**EXERCISE INSTRUCTIONS:** Look through the data below. Collect every line where the word "JSON" occurs.

**DATA TO PROCESS:**
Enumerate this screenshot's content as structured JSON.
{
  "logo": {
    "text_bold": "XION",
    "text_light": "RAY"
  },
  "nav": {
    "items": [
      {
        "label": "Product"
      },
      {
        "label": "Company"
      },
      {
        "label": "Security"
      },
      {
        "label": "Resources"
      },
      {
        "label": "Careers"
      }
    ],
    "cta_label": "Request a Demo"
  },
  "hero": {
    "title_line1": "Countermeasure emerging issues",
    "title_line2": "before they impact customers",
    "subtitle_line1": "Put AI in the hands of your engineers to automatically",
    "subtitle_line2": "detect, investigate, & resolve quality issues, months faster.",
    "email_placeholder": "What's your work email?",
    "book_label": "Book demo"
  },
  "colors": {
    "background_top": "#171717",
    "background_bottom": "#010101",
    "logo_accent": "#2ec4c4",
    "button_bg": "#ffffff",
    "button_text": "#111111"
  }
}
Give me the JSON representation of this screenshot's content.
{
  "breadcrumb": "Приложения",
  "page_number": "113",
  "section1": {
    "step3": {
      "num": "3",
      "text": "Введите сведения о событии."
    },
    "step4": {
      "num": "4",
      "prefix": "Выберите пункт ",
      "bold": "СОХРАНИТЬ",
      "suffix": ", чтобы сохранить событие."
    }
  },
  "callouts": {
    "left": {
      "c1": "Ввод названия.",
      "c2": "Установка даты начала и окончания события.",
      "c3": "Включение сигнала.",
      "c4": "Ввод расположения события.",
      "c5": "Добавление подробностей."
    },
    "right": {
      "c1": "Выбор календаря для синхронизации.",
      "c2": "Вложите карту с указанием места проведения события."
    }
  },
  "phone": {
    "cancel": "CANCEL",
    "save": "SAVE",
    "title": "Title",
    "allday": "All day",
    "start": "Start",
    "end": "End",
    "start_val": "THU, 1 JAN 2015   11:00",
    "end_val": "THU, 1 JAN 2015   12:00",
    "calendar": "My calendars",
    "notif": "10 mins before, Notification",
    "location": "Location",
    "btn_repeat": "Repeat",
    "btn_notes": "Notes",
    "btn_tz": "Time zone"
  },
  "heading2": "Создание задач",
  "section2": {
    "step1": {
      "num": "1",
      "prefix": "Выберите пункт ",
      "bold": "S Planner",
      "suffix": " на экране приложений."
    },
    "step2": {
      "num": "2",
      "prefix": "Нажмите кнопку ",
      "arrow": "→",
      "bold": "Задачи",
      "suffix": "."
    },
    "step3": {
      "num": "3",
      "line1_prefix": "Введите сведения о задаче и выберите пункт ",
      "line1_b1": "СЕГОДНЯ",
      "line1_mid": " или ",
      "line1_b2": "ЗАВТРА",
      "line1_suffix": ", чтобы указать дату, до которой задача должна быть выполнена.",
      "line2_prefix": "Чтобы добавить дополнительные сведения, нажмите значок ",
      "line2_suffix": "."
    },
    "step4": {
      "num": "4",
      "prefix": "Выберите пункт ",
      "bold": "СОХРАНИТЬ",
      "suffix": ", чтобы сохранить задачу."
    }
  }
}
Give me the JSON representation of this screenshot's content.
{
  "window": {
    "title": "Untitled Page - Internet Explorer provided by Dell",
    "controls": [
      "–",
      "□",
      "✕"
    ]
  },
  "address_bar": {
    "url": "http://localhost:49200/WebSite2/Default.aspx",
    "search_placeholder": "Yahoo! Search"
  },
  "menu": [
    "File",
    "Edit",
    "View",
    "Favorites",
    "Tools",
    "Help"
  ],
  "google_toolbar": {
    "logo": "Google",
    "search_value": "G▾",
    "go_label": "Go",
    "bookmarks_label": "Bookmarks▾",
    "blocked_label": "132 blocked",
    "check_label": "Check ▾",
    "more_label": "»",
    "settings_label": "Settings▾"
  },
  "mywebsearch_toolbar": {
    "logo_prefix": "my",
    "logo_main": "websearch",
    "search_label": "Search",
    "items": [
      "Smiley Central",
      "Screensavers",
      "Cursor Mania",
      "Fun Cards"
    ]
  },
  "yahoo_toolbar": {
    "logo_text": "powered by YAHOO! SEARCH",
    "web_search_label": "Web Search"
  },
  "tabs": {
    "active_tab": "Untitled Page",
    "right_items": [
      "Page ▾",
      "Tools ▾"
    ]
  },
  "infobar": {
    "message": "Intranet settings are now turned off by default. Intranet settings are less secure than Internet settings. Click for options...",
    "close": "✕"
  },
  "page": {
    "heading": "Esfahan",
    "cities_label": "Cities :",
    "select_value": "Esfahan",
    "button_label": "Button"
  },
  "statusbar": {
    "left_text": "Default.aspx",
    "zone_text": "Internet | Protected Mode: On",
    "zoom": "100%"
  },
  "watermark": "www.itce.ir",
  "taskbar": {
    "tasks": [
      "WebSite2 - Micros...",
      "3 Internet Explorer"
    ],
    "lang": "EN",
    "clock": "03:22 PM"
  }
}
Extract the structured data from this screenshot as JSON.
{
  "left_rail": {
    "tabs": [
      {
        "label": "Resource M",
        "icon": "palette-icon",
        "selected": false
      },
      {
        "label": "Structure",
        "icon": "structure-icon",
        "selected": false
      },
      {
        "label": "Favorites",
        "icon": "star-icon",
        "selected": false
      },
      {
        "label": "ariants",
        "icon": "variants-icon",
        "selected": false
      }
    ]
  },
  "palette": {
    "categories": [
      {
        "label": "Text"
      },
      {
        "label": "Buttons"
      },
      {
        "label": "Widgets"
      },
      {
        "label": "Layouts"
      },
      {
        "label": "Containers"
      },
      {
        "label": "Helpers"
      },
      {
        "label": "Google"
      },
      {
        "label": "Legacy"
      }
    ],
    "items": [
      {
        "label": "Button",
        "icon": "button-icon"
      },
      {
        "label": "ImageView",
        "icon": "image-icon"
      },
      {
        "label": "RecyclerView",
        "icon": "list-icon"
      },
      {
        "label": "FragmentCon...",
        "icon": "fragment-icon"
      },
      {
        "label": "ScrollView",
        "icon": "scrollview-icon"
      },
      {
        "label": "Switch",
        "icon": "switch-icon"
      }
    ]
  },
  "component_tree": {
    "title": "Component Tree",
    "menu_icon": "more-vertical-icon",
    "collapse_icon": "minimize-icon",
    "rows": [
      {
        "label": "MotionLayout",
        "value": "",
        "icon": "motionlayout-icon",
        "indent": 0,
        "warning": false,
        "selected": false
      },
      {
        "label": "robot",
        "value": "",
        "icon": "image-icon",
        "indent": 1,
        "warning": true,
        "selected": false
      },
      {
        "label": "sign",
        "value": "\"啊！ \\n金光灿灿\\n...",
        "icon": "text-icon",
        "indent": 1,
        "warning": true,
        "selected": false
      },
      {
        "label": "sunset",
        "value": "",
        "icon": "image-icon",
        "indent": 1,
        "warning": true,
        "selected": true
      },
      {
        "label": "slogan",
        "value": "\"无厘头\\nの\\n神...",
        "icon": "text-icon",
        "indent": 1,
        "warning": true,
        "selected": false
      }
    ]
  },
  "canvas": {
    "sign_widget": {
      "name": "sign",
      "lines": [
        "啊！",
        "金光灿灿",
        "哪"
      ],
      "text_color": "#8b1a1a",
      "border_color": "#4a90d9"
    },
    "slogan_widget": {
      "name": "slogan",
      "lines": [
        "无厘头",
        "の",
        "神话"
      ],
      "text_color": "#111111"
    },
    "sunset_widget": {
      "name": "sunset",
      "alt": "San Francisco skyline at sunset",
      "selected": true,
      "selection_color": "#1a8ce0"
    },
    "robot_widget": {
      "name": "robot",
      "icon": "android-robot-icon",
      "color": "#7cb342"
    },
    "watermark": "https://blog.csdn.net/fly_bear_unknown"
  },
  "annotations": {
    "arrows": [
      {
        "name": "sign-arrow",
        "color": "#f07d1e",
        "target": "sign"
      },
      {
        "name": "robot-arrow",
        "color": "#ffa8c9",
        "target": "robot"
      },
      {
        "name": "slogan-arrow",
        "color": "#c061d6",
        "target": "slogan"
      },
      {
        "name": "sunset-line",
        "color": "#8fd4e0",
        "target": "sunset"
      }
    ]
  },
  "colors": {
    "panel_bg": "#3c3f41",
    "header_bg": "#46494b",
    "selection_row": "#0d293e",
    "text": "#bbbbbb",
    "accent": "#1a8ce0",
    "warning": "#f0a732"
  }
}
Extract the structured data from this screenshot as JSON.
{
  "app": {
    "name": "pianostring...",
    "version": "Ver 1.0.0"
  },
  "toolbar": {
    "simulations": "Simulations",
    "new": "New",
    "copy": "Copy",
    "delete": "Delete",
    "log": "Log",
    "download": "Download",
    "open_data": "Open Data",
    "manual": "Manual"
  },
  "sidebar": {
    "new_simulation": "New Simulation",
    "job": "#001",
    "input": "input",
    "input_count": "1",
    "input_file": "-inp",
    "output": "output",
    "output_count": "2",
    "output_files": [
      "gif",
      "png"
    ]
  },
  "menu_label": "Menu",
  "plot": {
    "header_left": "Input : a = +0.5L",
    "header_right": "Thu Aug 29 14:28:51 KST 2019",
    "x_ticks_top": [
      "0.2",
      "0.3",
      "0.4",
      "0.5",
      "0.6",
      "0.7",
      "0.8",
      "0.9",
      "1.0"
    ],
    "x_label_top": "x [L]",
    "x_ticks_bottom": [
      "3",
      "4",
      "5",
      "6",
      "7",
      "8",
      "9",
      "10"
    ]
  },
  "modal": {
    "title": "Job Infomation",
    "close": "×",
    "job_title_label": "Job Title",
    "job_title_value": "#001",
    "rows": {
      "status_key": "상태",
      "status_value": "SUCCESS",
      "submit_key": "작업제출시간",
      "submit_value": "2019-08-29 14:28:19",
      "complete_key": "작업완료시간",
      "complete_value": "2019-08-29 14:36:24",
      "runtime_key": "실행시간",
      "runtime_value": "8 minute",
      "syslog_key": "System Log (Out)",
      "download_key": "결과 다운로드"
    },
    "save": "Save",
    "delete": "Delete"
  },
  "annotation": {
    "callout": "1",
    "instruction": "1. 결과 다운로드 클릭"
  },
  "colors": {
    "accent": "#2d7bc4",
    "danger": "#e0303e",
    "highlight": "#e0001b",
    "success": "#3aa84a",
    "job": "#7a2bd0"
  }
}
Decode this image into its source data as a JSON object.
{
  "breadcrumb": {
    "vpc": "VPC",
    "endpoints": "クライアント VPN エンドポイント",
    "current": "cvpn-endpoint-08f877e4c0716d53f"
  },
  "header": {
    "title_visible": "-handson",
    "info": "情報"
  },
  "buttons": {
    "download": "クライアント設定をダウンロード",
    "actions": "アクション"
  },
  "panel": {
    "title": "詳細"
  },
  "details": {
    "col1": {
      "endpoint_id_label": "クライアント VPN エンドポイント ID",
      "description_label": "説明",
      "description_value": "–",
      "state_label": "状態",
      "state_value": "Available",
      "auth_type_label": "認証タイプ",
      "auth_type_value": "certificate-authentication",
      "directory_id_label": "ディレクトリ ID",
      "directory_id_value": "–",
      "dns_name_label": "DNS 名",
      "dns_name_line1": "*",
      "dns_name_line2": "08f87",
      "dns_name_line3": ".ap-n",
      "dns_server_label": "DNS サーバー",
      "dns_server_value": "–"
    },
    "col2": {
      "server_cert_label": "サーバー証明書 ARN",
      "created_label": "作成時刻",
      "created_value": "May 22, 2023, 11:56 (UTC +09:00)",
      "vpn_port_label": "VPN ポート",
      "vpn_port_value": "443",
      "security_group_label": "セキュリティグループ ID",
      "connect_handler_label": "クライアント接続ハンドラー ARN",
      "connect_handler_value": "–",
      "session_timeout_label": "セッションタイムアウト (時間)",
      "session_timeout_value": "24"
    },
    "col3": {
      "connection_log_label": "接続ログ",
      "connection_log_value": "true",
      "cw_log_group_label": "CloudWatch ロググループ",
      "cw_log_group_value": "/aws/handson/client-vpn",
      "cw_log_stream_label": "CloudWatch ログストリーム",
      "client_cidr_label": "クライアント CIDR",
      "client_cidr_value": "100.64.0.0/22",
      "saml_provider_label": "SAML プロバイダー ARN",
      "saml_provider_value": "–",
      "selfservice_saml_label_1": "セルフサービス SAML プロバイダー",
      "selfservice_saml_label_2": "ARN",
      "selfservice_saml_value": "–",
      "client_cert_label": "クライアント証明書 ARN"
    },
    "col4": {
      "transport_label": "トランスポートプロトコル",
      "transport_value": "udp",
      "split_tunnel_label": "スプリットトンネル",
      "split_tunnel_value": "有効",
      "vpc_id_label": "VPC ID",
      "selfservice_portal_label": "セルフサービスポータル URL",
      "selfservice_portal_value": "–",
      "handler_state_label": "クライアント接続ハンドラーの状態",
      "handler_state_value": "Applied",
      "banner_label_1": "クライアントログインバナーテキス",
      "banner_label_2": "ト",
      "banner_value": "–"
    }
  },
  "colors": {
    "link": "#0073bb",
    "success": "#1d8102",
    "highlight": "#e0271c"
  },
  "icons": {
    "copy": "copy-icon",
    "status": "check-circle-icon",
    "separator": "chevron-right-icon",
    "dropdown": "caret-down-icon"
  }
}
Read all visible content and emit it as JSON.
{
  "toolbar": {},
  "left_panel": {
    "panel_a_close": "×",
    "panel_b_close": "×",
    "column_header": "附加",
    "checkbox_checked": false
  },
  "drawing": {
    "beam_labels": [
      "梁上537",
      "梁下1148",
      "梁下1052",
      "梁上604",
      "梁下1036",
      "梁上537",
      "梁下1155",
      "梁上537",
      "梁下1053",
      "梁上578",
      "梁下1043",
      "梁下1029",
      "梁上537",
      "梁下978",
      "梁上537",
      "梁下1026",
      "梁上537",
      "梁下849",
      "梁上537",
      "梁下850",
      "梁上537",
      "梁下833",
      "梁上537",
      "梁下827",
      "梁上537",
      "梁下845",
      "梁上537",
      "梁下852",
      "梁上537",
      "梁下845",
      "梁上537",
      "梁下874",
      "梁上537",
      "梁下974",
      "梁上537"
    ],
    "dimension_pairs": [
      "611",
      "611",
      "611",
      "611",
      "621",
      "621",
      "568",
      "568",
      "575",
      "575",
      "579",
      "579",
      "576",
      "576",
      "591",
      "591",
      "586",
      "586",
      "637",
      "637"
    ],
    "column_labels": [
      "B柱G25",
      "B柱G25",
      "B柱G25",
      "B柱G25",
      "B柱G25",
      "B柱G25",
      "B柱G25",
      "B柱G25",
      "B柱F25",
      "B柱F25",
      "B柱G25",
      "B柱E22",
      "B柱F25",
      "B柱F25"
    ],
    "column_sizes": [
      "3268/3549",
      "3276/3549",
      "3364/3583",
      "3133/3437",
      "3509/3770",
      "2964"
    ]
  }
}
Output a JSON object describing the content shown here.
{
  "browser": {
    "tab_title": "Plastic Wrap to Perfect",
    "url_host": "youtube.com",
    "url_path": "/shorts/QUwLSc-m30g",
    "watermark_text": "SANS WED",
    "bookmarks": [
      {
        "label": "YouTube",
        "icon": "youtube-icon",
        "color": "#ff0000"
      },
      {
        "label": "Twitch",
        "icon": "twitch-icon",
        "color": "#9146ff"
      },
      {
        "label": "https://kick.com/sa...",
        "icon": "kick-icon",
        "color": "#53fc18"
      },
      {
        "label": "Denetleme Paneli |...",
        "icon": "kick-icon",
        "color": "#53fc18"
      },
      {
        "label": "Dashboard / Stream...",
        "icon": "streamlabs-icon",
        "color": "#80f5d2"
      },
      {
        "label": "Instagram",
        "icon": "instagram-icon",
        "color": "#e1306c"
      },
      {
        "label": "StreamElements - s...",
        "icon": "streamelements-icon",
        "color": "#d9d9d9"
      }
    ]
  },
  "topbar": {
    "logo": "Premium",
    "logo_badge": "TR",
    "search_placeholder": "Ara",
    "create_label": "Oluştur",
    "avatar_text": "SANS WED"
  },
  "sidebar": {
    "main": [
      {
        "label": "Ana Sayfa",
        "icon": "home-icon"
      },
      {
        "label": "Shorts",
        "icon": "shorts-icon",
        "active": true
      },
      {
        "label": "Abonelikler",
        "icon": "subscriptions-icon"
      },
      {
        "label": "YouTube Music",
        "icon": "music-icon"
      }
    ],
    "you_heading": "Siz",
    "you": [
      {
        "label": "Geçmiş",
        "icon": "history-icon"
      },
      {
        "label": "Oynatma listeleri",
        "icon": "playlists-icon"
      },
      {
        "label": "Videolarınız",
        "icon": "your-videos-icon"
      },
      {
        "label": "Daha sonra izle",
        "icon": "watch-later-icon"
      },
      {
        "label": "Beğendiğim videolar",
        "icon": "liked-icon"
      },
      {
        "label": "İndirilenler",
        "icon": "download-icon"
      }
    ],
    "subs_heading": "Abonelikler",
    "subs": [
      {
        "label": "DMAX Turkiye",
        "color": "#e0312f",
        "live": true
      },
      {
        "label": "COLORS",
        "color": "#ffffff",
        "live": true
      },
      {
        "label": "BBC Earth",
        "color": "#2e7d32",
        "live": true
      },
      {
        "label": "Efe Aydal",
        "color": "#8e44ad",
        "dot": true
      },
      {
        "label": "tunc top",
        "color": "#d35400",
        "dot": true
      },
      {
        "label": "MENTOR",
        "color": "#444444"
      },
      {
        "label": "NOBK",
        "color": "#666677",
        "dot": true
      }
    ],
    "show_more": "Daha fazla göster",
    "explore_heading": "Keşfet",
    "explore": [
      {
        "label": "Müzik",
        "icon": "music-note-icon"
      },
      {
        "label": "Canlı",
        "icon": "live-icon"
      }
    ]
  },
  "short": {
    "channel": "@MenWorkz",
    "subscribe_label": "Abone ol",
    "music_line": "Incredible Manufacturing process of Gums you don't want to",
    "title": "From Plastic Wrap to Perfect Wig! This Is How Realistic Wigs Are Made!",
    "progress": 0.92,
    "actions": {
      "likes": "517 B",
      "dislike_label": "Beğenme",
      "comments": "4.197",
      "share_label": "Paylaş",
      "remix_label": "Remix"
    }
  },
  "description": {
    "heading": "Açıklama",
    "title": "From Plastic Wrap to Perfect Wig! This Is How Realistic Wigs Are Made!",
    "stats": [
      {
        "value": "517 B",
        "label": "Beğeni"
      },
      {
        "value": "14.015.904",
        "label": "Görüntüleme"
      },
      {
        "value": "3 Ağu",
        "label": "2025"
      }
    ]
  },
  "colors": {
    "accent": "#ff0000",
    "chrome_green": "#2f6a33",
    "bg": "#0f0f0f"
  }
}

**ANSWER SECTION:**
Enumerate this screenshot's content as structured JSON.
Give me the JSON representation of this screenshot's content.
Give me the JSON representation of this screenshot's content.
Extract the structured data from this screenshot as JSON.
Extract the structured data from this screenshot as JSON.
Decode this image into its source data as a JSON object.
Read all visible content and emit it as JSON.
Output a JSON object describing the content shown here.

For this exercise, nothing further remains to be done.